Every child matters. That was a sentiment staff and students wore on their sleeves as part of the College’s Orange Shirt Day events.
Hosted by NC’s Indigenous Education department, Orange Shirt Day was held at the NOTL Campus on Sept. 29 and at the Welland Campus on Oct. 2.
The annual event was held to recognize the impact of the residential school system on First Nations, Métis, and Inuit children’s sense of self-esteem and well-being, as an affirmation to a commitment to ensure that everyone matters.
Students, staff, and faculty were invited to wear an orange shirt (or other clothing) to honour residential school survivors and to remember those who didn’t. Information booths about the initiative were on display and a group photo was taken at each campus as part of Orange Shirt Day.
“Orange Shirt Day is an opportunity for the NC community to come together to show our support for our residential school survivors, to remember those who did not, and an opportunity to raise awareness of these impacts,” said organizer Jamie Warren, counsellor, Health, Wellness and Accessibility.

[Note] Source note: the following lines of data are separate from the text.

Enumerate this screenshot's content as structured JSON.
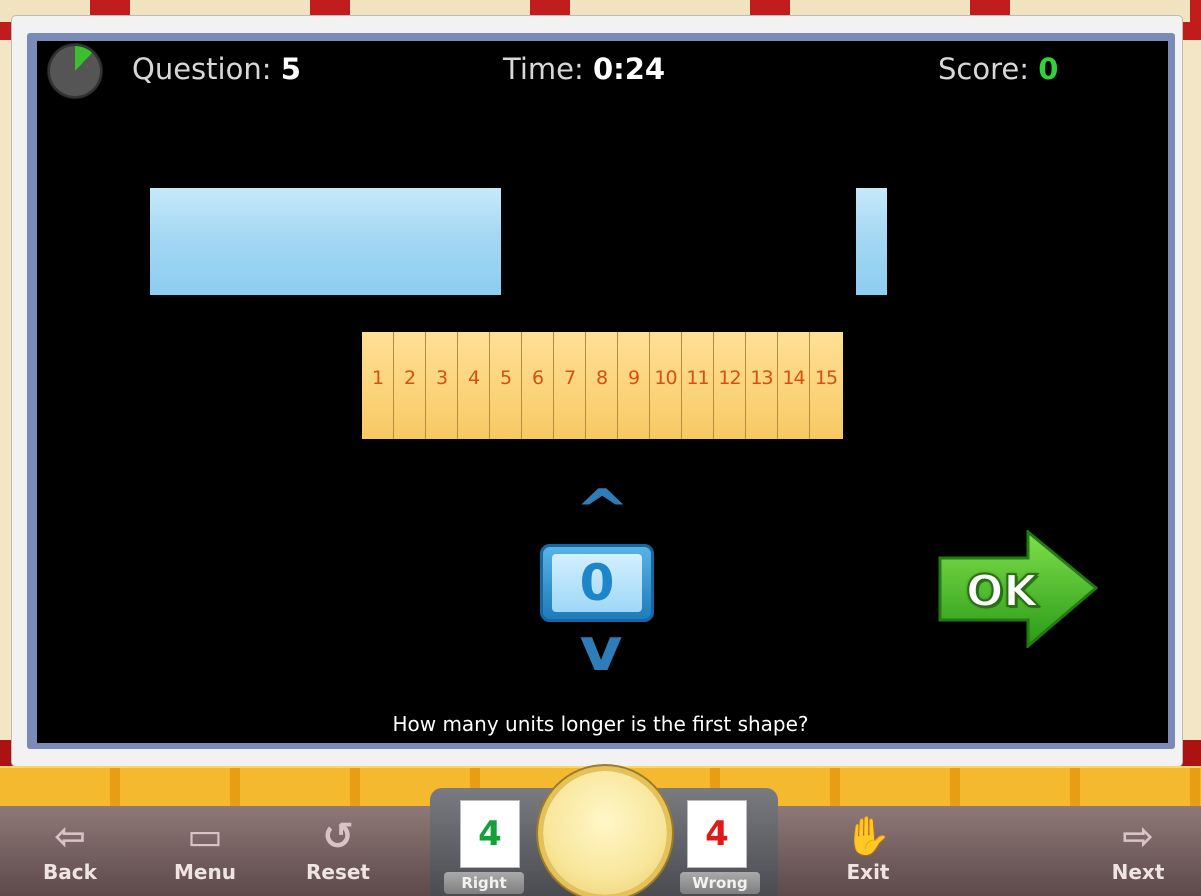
{
  "hud": {
    "question_label": "Question:",
    "question_value": "5",
    "time_label": "Time:",
    "time_value": "0:24",
    "score_label": "Score:",
    "score_value": "0"
  },
  "ruler": {
    "numbers": [
      "1",
      "2",
      "3",
      "4",
      "5",
      "6",
      "7",
      "8",
      "9",
      "10",
      "11",
      "12",
      "13",
      "14",
      "15"
    ]
  },
  "answer": {
    "value": "0"
  },
  "ok_button": {
    "label": "OK"
  },
  "prompt": "How many units longer is the first shape?",
  "toolbar": {
    "back": "Back",
    "menu": "Menu",
    "reset": "Reset",
    "exit": "Exit",
    "next": "Next"
  },
  "scoreboard": {
    "right_count": "4",
    "right_label": "Right",
    "wrong_count": "4",
    "wrong_label": "Wrong"
  },
  "colors": {
    "shape": "#a5d8f3",
    "ruler": "#f7c964",
    "ok": "#3cbf22",
    "score": "#2fd23a"
  }
}
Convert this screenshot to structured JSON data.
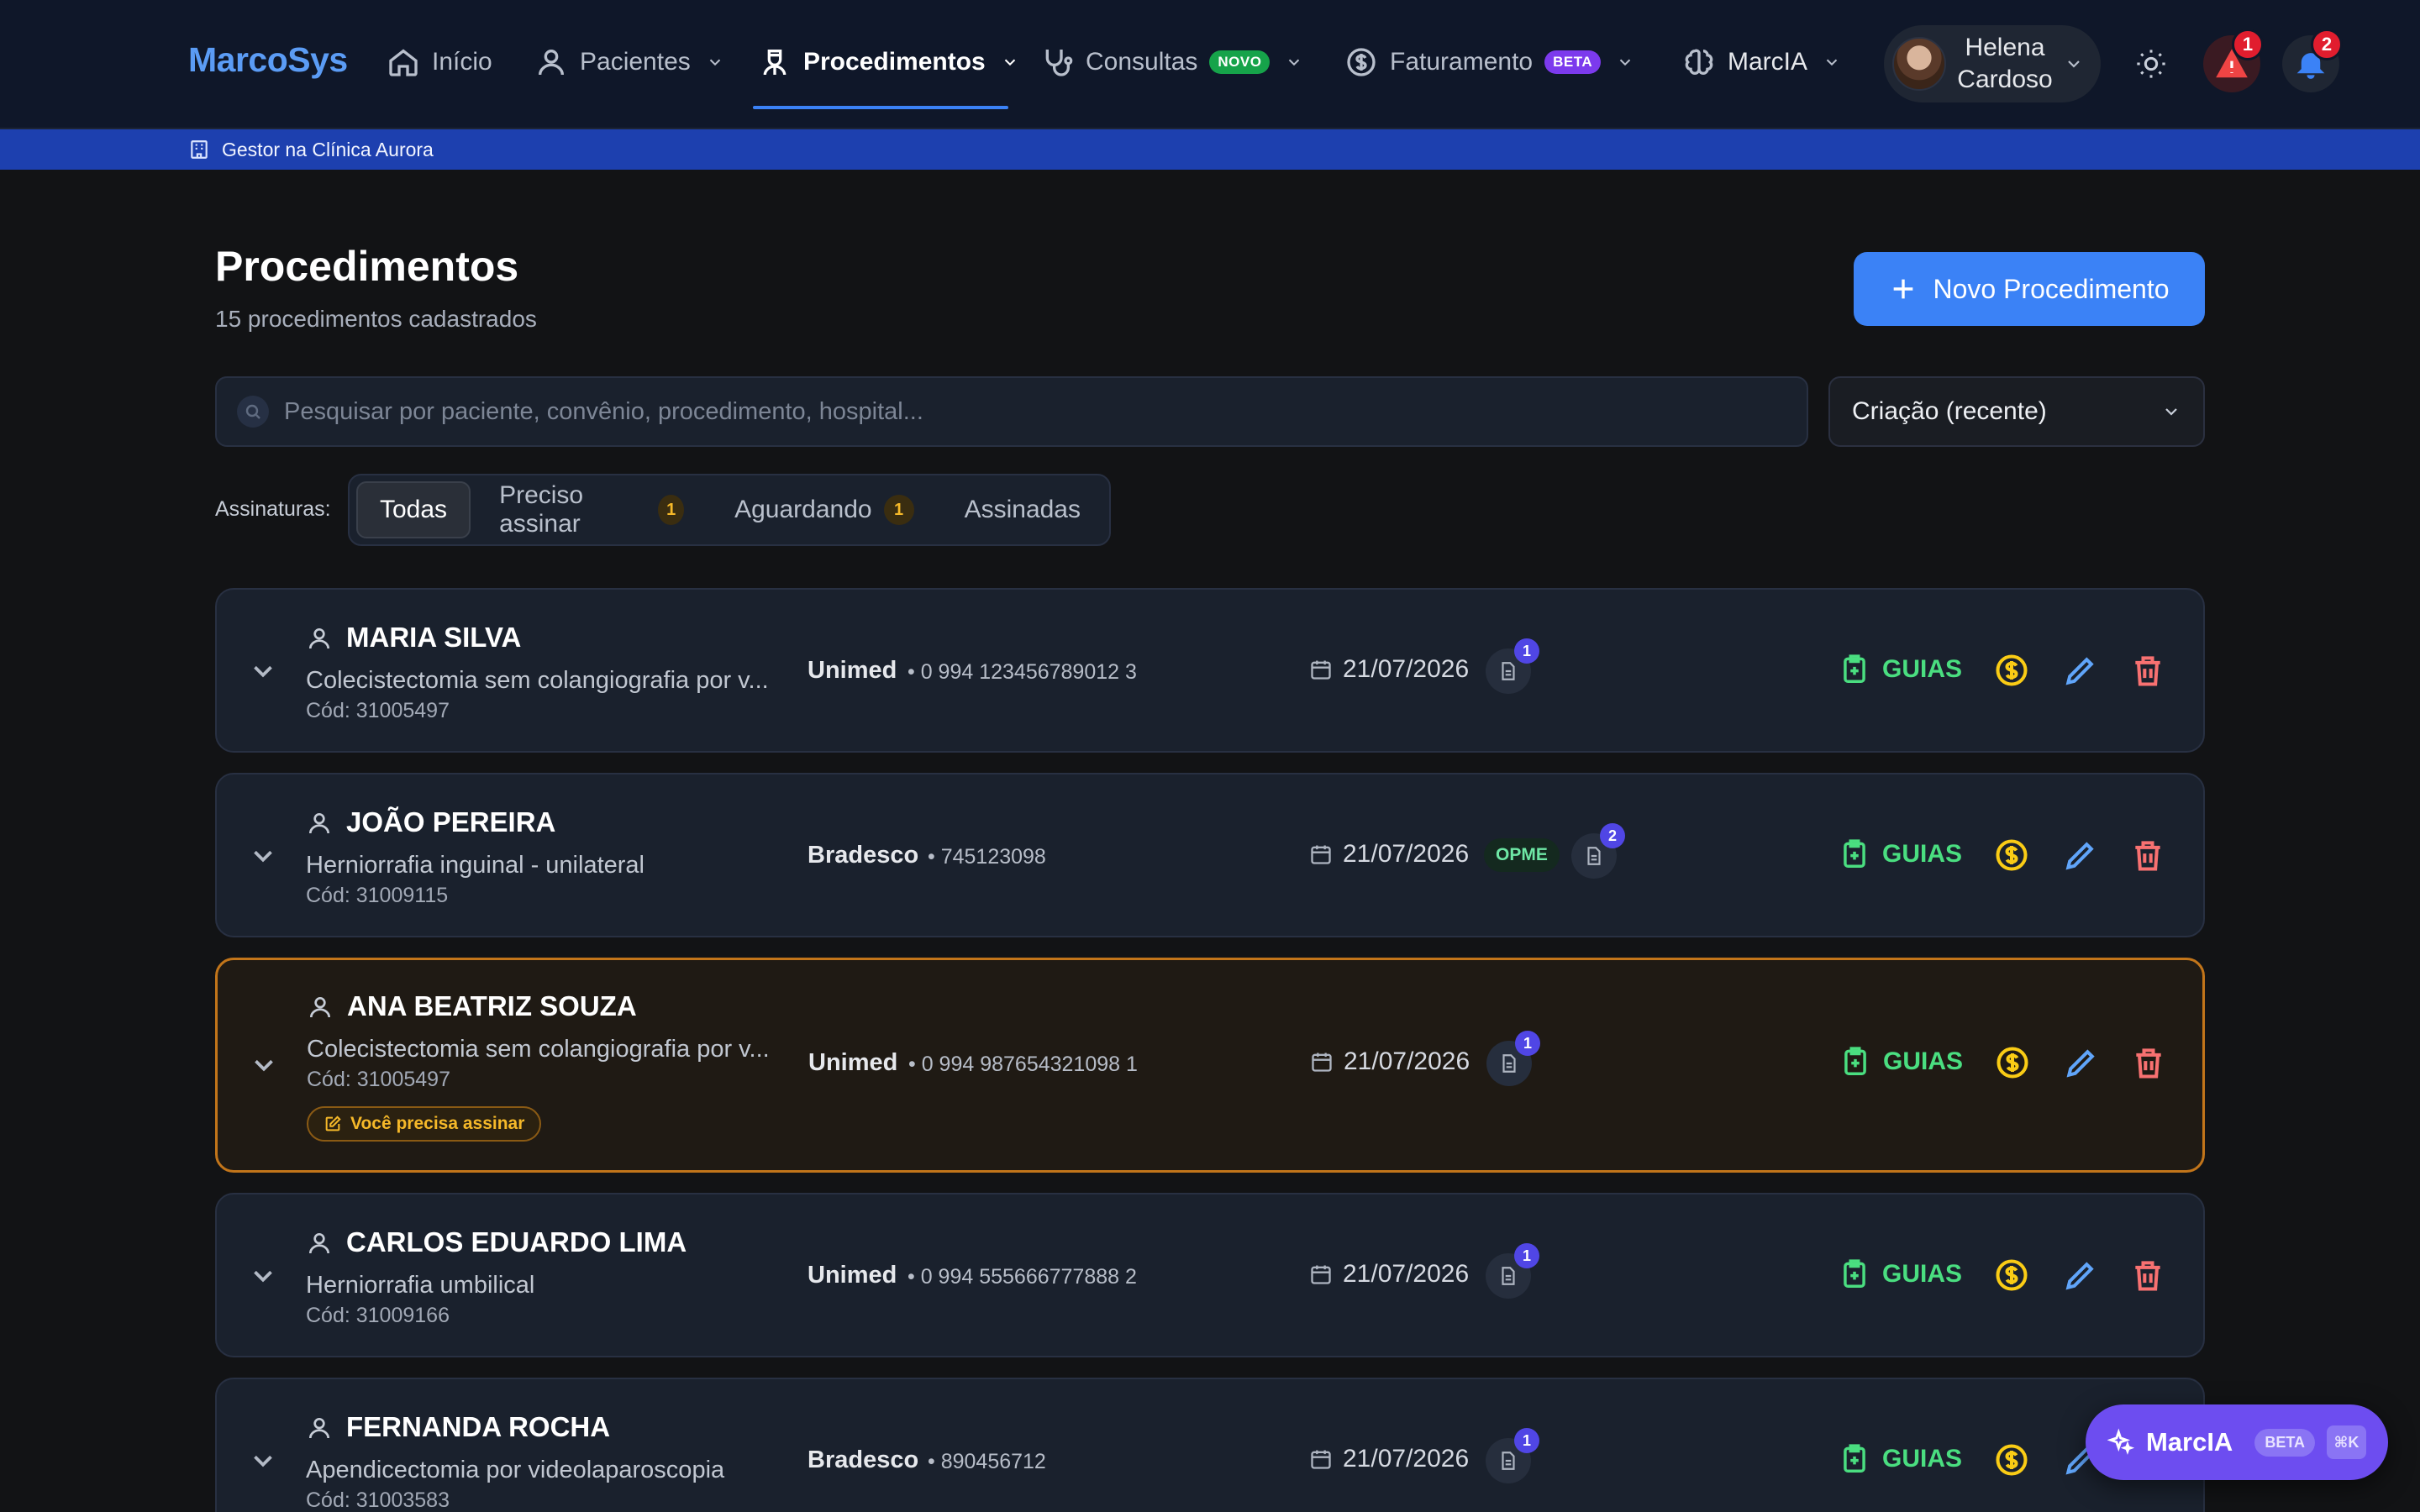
{
  "app": {
    "brand": "MarcoSys"
  },
  "nav": {
    "items": [
      {
        "label": "Início"
      },
      {
        "label": "Pacientes"
      },
      {
        "label": "Procedimentos"
      },
      {
        "label": "Consultas",
        "badge": "NOVO"
      },
      {
        "label": "Faturamento",
        "badge": "BETA"
      },
      {
        "label": "MarcIA"
      }
    ],
    "active": "Procedimentos"
  },
  "user": {
    "name_line1": "Helena",
    "name_line2": "Cardoso"
  },
  "alerts": {
    "warning_count": "1",
    "notification_count": "2"
  },
  "subbar": {
    "text": "Gestor na Clínica Aurora"
  },
  "page": {
    "title": "Procedimentos",
    "subtitle": "15 procedimentos cadastrados",
    "new_button": "Novo Procedimento"
  },
  "search": {
    "placeholder": "Pesquisar por paciente, convênio, procedimento, hospital...",
    "value": ""
  },
  "sort": {
    "selected": "Criação (recente)"
  },
  "filters": {
    "label": "Assinaturas:",
    "tabs": [
      {
        "label": "Todas",
        "active": true
      },
      {
        "label": "Preciso assinar",
        "count": "1"
      },
      {
        "label": "Aguardando",
        "count": "1"
      },
      {
        "label": "Assinadas"
      }
    ]
  },
  "procedures": [
    {
      "patient": "MARIA SILVA",
      "procedure": "Colecistectomia sem colangiografia por v...",
      "code": "Cód: 31005497",
      "insurer": "Unimed",
      "card_number": "• 0 994 123456789012 3",
      "date": "21/07/2026",
      "docs": "1",
      "guias_label": "GUIAS"
    },
    {
      "patient": "JOÃO PEREIRA",
      "procedure": "Herniorrafia inguinal - unilateral",
      "code": "Cód: 31009115",
      "insurer": "Bradesco",
      "card_number": "• 745123098",
      "date": "21/07/2026",
      "opme": "OPME",
      "docs": "2",
      "guias_label": "GUIAS"
    },
    {
      "patient": "ANA BEATRIZ SOUZA",
      "procedure": "Colecistectomia sem colangiografia por v...",
      "code": "Cód: 31005497",
      "insurer": "Unimed",
      "card_number": "• 0 994 987654321098 1",
      "date": "21/07/2026",
      "docs": "1",
      "sign_badge": "Você precisa assinar",
      "guias_label": "GUIAS"
    },
    {
      "patient": "CARLOS EDUARDO LIMA",
      "procedure": "Herniorrafia umbilical",
      "code": "Cód: 31009166",
      "insurer": "Unimed",
      "card_number": "• 0 994 555666777888 2",
      "date": "21/07/2026",
      "docs": "1",
      "guias_label": "GUIAS"
    },
    {
      "patient": "FERNANDA ROCHA",
      "procedure": "Apendicectomia por videolaparoscopia",
      "code": "Cód: 31003583",
      "insurer": "Bradesco",
      "card_number": "• 890456712",
      "date": "21/07/2026",
      "docs": "1",
      "guias_label": "GUIAS"
    }
  ],
  "assistant": {
    "label": "MarcIA",
    "badge": "BETA",
    "shortcut": "⌘K"
  },
  "colors": {
    "accent": "#3b82f6",
    "background": "#121315",
    "nav_bg": "#0f1729",
    "subbar_bg": "#1d40af",
    "guias": "#4ade80",
    "money": "#facc15",
    "edit": "#60a5fa",
    "delete": "#f87171",
    "highlight_border": "#c2751a",
    "assistant": "#6d4df0"
  }
}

“One of the first steps that we can take toward reconciliation is to educate ourselves and our students on various Indigenous issues, including the legacy of the residential school system and how it continues to have an impact on Indigenous peoples in Canada, including our Indigenous students.”
Orange Shirt Day is a legacy of the St. Joseph Mission residential school commemoration event held in Williams Lake in 2013. It was inspired by Phyllis (Jack) Webstad, a survivor of the St. Joseph Mission Residential School. The federal government estimates at least 150,000 First Nation, Metis, and Inuit students attended residential schools. Orange Shirt Day is an opportunity for the College to come together in the spirit of reconciliation and hope for future generations of children.